, an ancient prelate of the fourth century, is known in church history as the heretical bishop of Naissus in Dacia, though some authors say of Sardica, the metropolis of that province. In the year 391 he was accused of crimes against the canons of the chnrch and the law of God, and was reported for heresy at the council of Capua, which met the latter end of that year. The particulars of his crimes cannot now be known, but his heresy may be gathered from St. Augustin and St. Ambrose. He had, before, been condemned by Damasus, bishop of Rome, who died A. D. 384. The council of Capua committed the hearing of his cause to the bishops of Mecodon, his | neighhours, under their metropolitan Anysius, bishop of Thessalonica.

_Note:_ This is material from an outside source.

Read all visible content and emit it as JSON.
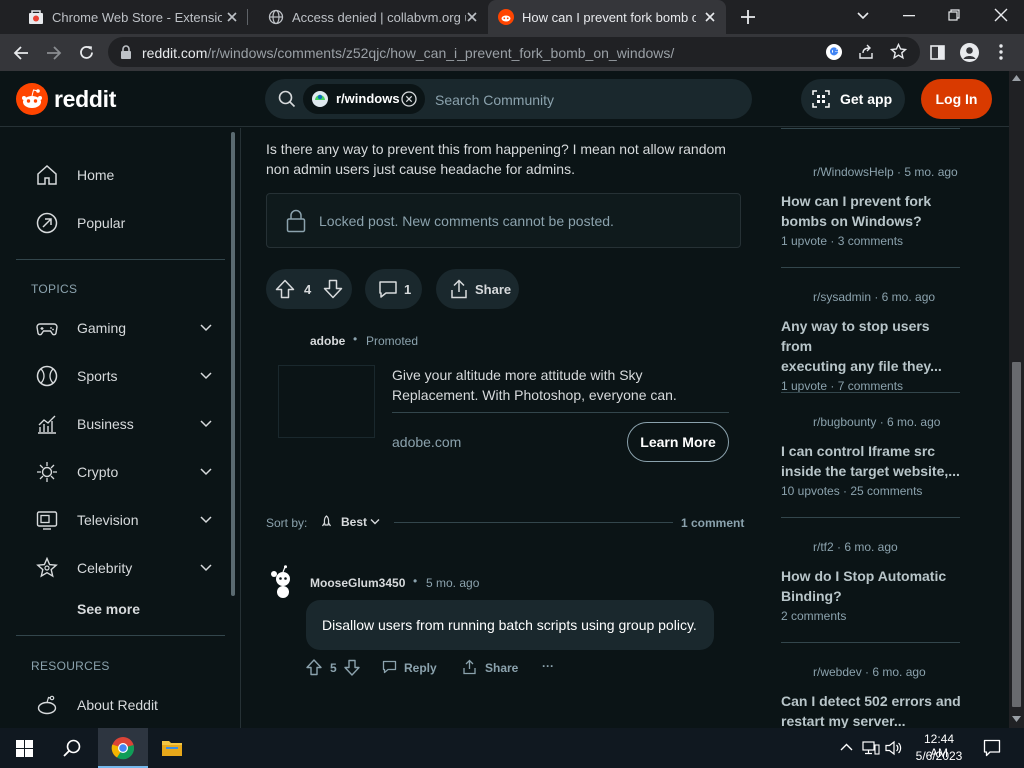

The bishops assembled, agreeably to the order of the council, and Bonosus appeared before them; after examination, they were so well convinced of the truth of the charge, that they immediately suspended him from all episcopal functions; at the same time writing a letter to Syricius bishop of Rome, declaring their abhorrence of the detestable error, that the virgin Mary should have other children than Christ. Bonosus died A. D. 410; but his doctrine did not die with him, being maintained by some 200 years after his death. Pope Gregory makes mention of the Bonosians in the latter end of the sixth century. 1


Moreri. Lardner.